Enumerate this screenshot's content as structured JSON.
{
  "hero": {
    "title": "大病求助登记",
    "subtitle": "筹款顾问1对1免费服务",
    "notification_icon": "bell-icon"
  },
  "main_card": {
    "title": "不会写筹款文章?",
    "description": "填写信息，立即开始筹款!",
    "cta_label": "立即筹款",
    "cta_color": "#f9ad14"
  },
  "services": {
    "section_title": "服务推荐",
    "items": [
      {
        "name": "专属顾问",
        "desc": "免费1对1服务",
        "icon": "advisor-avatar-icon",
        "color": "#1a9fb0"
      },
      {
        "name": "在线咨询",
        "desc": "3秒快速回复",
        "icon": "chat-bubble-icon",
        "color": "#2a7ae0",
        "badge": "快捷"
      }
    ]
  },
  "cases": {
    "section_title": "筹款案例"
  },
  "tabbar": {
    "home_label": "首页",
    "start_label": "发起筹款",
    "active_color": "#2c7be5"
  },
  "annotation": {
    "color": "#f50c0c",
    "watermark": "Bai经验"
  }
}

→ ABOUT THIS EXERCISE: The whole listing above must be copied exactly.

→ FINISHED EXERCISE:
Enumerate this screenshot's content as structured JSON.
{
  "hero": {
    "title": "大病求助登记",
    "subtitle": "筹款顾问1对1免费服务",
    "notification_icon": "bell-icon"
  },
  "main_card": {
    "title": "不会写筹款文章?",
    "description": "填写信息，立即开始筹款!",
    "cta_label": "立即筹款",
    "cta_color": "#f9ad14"
  },
  "services": {
    "section_title": "服务推荐",
    "items": [
      {
        "name": "专属顾问",
        "desc": "免费1对1服务",
        "icon": "advisor-avatar-icon",
        "color": "#1a9fb0"
      },
      {
        "name": "在线咨询",
        "desc": "3秒快速回复",
        "icon": "chat-bubble-icon",
        "color": "#2a7ae0",
        "badge": "快捷"
      }
    ]
  },
  "cases": {
    "section_title": "筹款案例"
  },
  "tabbar": {
    "home_label": "首页",
    "start_label": "发起筹款",
    "active_color": "#2c7be5"
  },
  "annotation": {
    "color": "#f50c0c",
    "watermark": "Bai经验"
  }
}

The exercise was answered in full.